The automatic connection between a XAML file and a code-behind file is enabled by the Class keyword from the XAML language namespace, as seen in the preceding chapter. For example, MainPage.xaml had the following:

<Page x:Class="BlankApp.MainPage" ...>
  ...
</Page>

This causes the XAML content to be treated as a partial class definition for a class called MainPage (in the BlankApp namespace) derived from Page. The other pieces of the partial class definition reside in auto-generated files as well as the MainPage.xaml.cs code-behind file. Visual Studio’s Solution Explorer ties these two files together by making the code-behind file a subnode of the XAML file, but that is an optional cosmetic effect enabled by the following XML inside of the .csproj project file:

<Compile Include="MainPage.xaml.cs">
  <DependentUpon>MainPage.xaml</DependentUpon>
</Compile>

You can freely add members to the class in the code-behind file. And if you reference any event handlers in XAML (via event attributes such as Click on Button), this is where they should be defined.

Whenever you add a page to a Visual Studio project (via Add New Item...), Visual Studio automatically creates a XAML file with x:Class on its root, creates the code-behind source file with the partial class definition, and links the two together so they are built properly.

The additional auto-generated files alluded to earlier contain some “glue code” that you normally never see and you should never directly edit.

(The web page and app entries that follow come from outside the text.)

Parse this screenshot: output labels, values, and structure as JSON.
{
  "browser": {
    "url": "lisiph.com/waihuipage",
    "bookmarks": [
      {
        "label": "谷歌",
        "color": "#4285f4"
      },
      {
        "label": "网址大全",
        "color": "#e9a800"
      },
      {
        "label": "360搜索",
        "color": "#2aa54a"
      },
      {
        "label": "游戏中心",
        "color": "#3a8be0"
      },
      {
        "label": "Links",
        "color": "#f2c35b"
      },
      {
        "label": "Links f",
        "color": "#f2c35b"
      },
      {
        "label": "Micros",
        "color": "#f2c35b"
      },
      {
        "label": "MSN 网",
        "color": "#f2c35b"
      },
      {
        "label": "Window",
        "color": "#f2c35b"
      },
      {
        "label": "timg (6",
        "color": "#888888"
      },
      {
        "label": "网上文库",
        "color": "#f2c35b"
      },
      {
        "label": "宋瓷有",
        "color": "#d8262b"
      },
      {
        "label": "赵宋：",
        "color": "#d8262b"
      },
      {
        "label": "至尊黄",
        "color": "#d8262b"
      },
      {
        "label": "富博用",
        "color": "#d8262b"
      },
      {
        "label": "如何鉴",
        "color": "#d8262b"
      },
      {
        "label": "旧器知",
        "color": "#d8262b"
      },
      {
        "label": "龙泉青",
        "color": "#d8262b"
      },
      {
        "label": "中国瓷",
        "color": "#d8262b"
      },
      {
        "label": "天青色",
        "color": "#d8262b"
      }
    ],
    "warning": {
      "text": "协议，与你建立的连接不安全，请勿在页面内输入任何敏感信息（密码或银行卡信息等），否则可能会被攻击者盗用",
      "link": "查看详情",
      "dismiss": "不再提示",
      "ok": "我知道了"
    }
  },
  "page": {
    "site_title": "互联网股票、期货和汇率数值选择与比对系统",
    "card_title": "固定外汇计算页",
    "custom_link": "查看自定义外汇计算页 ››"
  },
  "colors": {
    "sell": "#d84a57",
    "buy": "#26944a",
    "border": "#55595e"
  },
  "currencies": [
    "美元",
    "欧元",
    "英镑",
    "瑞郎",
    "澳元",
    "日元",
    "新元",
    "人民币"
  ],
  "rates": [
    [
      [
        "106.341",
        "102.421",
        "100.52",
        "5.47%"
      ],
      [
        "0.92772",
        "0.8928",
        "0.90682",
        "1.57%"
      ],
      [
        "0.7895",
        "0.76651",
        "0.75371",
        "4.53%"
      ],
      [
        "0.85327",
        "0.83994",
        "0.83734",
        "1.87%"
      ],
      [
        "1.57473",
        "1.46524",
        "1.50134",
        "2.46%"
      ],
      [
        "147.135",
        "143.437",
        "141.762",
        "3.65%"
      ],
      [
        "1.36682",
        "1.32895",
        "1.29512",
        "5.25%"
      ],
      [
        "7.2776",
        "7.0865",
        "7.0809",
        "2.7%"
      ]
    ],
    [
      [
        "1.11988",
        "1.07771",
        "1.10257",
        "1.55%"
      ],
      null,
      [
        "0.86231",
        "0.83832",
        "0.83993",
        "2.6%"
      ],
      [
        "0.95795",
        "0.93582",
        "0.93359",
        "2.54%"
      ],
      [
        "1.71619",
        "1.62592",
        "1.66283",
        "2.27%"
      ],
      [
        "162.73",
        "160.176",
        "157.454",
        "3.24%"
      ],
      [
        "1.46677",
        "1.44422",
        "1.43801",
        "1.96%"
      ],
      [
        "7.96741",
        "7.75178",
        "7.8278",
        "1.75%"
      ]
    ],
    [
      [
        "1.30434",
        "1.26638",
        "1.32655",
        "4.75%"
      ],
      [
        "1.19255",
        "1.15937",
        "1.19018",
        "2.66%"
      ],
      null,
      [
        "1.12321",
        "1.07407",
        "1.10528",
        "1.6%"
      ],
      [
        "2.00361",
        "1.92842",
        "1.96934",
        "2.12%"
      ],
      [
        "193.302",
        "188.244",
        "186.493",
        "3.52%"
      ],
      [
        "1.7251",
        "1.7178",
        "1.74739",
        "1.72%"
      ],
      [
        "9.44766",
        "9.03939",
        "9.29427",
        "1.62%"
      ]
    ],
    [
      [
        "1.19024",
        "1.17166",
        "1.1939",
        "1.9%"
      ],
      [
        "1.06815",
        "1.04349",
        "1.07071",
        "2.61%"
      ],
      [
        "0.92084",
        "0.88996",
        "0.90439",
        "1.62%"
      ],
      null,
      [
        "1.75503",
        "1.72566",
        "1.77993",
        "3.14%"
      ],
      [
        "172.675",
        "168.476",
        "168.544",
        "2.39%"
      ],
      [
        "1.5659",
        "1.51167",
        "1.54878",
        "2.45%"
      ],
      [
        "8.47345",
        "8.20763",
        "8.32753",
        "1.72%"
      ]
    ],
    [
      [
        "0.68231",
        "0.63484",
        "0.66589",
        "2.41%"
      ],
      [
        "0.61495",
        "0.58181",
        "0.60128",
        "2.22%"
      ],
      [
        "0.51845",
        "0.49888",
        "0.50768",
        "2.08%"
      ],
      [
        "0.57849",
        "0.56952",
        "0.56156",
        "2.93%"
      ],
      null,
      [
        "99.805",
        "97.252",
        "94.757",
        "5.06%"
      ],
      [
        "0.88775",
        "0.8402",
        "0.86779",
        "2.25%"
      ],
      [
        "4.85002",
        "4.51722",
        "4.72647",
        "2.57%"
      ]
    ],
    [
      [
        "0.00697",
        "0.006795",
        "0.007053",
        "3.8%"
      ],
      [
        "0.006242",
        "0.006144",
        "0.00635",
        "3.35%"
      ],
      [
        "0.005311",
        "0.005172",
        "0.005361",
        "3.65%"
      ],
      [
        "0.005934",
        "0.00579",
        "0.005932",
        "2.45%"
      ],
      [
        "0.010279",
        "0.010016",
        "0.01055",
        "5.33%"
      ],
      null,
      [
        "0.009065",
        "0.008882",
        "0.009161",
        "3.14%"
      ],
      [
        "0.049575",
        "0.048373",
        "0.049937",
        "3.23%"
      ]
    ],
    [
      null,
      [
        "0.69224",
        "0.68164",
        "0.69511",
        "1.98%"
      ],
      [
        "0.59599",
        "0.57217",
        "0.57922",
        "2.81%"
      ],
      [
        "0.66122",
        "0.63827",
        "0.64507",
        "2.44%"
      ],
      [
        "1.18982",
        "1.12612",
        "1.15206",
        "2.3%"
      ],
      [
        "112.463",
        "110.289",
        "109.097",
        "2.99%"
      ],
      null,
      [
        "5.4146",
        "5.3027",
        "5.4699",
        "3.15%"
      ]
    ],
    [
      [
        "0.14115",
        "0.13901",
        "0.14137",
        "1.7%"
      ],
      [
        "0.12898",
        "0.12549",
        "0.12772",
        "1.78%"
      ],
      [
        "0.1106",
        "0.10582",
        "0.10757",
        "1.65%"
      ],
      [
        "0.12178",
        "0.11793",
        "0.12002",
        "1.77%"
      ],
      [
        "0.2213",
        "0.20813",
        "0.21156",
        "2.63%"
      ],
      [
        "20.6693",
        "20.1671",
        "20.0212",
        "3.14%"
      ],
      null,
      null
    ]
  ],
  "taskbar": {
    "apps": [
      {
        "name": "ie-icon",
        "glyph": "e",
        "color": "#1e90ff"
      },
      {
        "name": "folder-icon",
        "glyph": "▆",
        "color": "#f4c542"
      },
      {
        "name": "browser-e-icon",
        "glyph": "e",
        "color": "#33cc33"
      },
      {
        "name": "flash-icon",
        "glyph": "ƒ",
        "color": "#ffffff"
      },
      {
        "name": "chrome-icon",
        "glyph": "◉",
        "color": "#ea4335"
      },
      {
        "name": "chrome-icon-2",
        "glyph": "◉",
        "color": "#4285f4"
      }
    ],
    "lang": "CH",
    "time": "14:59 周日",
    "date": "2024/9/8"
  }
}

For a XAML file named MainPage.xaml, they are:

  • MainPage.g.cs, which contains code that attaches event handlers to events for each event attribute assigned in the XAML file.
  • MainPage.g.i.cs, which contains a field definition (private by default) for each named element in the XAML file, using the element name as the field name. It also contains an InitializeComponent method that the root class’s constructor must call in the code-behind file. This file is meant to be helpful to IntelliSense, which is why it has an “i” in its name.

The “g” in both filenames stands for generated. Both generated source files contain a partial class definition for the same class partially defined by the XAML file and code-behind file.

If you peek at the implementation of InitializeComponent inside the auto-generated file, you’ll see that the hookup between C# and XAML isn’t so magical after all. It looks a lot like the code shown previously for manually loading XAML content and grabbing named elements from the tree of instantiated objects. Here’s what the method looks like for the preceding chapter’s MainPage if a Button named stopButton were added to it:

public void InitializeComponent()
{
  if (_contentLoaded)
    return;

  _contentLoaded = true;
  Application.LoadComponent(this, new System.Uri("ms-appx:///MainPage.xaml"),
    Windows.UI.Xaml.Controls.Primitives.ComponentResourceLocation.Application);

  stopButton = (Windows.UI.Xaml.Controls.Button)this.FindName("stopButton");
}

The LoadComponent method is much like XamlReader’s Load method, except it works with a reference to an app’s resource file.

  • + Share This
  • 🔖 Save To Your Account